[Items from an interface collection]
=== Begin Enclosure ===
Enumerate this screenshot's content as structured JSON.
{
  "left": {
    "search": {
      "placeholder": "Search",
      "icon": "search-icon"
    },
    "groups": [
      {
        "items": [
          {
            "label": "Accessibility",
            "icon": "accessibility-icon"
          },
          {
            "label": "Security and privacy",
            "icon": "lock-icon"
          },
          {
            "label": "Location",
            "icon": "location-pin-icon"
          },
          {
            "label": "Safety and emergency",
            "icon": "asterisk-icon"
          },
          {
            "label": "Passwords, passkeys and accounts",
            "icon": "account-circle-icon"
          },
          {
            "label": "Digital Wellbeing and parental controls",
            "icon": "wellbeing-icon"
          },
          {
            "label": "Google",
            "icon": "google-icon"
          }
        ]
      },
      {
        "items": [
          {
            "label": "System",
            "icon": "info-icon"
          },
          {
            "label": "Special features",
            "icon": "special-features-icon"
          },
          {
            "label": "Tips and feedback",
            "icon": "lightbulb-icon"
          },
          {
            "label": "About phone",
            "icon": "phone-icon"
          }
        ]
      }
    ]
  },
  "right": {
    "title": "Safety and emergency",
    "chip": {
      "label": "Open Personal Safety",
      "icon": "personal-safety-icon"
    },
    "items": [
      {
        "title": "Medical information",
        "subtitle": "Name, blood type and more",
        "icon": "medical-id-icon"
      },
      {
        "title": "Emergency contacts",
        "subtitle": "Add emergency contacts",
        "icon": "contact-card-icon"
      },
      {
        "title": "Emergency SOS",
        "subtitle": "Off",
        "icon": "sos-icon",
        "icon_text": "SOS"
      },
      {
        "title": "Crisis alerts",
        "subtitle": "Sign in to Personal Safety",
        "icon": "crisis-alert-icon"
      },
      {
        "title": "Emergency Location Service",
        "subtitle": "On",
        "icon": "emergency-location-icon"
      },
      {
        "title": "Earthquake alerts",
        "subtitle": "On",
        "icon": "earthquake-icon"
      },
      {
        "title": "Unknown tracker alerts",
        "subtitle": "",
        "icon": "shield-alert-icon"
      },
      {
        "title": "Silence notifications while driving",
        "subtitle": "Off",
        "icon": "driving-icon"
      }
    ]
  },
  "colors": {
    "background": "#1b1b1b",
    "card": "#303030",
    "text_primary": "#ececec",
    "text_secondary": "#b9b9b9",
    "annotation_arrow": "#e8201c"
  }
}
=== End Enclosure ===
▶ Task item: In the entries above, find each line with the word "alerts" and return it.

▶ Exercise output:
        "title": "Crisis alerts",
        "title": "Earthquake alerts",
        "title": "Unknown tracker alerts",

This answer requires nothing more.